THE VIBE: The original Edinburgh venue is a glorious Georgian House. The Hallion goes out of its way to prove it's very inclusive - in an exclusive kind of way. It boasts that, "members will be accepted regardless of race, creed, age, gender or complete lack of dress sense." There's something sexy and laidback about the place, indeed you are even allowed to strip off - if you are going to the spa that is. The club admits to one area of sex discrimination: the women's loos are far grander than the men's. Indeed, they are so smart that they are referred to as the boudoir and come complete with make-up tables. The bar and restaurant are very good too. Where's our application form?
FOUNDED BY: Pierre Condou
BASED: London and on La Croisette for the Cannes Film Festival
NOTABLE MEMBERS AND PATRONS: Paul Bettany, Steve Coogan, Michael Winterbottom, Gerard Depardieu, Kristen Scott Thomas, Ralph Fiennes.

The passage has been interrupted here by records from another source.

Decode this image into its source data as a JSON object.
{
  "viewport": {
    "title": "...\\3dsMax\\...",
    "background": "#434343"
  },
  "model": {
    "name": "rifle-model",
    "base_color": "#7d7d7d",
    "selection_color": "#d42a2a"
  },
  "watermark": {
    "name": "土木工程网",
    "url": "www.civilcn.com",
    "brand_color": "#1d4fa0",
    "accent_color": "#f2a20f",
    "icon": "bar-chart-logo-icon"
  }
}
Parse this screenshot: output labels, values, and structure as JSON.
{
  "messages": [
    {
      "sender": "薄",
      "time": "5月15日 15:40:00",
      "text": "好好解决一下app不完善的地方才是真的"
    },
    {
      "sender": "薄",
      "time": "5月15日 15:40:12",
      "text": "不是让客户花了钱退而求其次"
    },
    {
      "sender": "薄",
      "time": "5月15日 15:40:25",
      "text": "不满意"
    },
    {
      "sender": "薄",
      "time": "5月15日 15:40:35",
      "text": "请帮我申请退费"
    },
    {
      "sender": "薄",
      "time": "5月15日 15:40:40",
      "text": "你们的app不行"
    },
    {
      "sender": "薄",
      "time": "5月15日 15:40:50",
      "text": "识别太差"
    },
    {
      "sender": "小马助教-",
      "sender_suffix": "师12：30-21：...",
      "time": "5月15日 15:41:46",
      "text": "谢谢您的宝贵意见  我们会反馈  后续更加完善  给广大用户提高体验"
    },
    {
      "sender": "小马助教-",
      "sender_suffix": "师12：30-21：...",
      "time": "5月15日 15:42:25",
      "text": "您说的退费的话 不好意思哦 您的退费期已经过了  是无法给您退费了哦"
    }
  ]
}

THE VIBE: aimed broadly at the media set - you'll need to fork out £500 a year to join, or £400 if you are an out-of-towner. The club says that it offers a mix of privacy, exclusivity and bonhomie in a setting that's both comfortable and discreet. Seems like they've got everything covered.
FOUNDED BY: Alistair Paton
WHERE NEXT: Hong Kong, Moscow
NOTABLE MEMBERS AND PATRONS: bankers, socialites
THE VIBE: money. Indeed the whole Mint enterprise (or M1NT, as they say) is based on cash. The first 250 memberships bought shares in the club which made the buyers the owners. The same masterstroke is taking place in Hong Kong. It has been said that among the first Chelsea members there were nine billionaires. You can also expect to see lots of glam women. Well, maybe we'll join after all. They also achieved some publicity by turning down an application from the Beckhams.
FOUNDED BY: Neil Morrissey and Matt Roberts
WHERE: London and Laugharne, Wales
WHERE NEXT: Chandler's Cross, Hertfordshire, Italy, Edinburgh and New York.
NOTABLE MEMBERS AND PATRONS: literary types and media.
THE VIBE: they say that they take their inspiration "from the London coffee houses of Hogarth's era, the New York Algonquin Round Table, and Peter Cook's Establishment Club," and that they hope to provide an "intimate, exclusive haven for the talented, the brilliant, the funny, and the downright hilarious." And there are fewer rules than at rival joints, hell, you're even allowed to use your mobile phone. They suggest you might be a potential member if you "like to debate, drink, meet, eat, listen, fool around, and generally give your good-time muscles a bit of a work out." That's the only kind of work out we can face, so let us in.
OWNED BY: Nick Jones
WHERE: Soho, New York
WHERE NEXT: Miami, LA, Shoreditch, Chiswick
NOTABLE MEMBERS AND PATRONS: Leonardo DiCaprio, Iman, Matt Damon, Alan Cumming, Kate Winslet, Kyle MacLachlan, Sophie Dahl, Lenny Kravitz, Cynthia Rowley.
THE VIBE: Soho House in, er, Soho London is aimed at people in film, media and the arts. It's a heady cocktail; some nights the place is jumping but because it's set out over several floors of neighbouring houses you can usually find a quiet corner. Great clubby food too. Members often head out to the country to enjoy Jones's hospitality at the wonderful Babington House hotel in Somerset. In New York, you'll find Soho House in the city's cool Meatpacking District where members can use the spa, roof deck and screening room. We say this is an all round good thing.